_What you are asked to do_
Scan the material below for lines with the word "Chloe" and report how many there are, with nothing added.
++++
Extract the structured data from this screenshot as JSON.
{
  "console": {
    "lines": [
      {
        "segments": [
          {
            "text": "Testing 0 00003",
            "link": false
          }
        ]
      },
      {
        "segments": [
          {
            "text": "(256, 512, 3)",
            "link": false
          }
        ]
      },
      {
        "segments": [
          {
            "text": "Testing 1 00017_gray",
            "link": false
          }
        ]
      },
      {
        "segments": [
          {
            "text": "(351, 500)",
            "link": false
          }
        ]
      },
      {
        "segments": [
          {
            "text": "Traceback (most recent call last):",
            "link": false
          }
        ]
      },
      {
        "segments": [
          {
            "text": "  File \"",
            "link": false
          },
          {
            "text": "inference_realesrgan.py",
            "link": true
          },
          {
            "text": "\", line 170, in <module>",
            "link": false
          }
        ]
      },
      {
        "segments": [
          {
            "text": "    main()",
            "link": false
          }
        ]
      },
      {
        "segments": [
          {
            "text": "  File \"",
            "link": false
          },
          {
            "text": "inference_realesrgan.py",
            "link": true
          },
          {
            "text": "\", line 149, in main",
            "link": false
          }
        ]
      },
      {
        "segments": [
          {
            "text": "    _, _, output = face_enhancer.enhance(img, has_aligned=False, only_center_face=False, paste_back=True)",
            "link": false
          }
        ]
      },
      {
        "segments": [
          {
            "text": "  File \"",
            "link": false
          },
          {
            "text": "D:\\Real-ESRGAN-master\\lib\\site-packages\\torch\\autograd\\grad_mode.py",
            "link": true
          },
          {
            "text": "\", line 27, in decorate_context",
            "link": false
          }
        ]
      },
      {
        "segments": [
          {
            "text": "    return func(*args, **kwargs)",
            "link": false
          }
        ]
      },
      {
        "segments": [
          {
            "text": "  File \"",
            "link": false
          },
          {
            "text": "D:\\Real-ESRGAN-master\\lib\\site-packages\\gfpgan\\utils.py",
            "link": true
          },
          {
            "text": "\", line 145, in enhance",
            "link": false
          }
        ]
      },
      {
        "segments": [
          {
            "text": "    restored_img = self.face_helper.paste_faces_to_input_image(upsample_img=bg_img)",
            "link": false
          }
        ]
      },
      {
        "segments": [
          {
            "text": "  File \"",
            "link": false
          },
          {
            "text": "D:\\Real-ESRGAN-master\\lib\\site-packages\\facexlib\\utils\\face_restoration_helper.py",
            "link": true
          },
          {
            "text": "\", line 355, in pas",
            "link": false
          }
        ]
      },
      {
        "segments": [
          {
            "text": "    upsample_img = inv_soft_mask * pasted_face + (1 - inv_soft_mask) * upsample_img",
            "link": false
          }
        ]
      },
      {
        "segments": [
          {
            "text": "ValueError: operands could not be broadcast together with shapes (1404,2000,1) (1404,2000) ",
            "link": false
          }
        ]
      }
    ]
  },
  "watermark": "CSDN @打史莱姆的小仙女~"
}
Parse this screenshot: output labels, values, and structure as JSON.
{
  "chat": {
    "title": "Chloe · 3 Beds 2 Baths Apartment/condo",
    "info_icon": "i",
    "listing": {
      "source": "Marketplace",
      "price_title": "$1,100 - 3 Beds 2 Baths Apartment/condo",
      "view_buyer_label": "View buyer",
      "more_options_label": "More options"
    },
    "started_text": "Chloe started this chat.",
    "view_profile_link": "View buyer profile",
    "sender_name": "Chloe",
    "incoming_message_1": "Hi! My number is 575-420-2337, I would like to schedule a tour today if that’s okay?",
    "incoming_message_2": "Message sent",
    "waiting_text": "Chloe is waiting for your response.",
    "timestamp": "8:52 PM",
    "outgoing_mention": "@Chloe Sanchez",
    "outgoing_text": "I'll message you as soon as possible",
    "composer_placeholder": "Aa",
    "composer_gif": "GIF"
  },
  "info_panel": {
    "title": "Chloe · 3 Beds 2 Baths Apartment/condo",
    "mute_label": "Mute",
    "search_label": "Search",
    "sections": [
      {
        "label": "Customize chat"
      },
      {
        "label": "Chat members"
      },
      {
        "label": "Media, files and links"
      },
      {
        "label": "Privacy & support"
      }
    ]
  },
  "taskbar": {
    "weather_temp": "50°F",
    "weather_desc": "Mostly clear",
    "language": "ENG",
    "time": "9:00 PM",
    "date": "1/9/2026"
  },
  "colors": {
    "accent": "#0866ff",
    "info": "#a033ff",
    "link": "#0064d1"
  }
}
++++
_Task solution_
6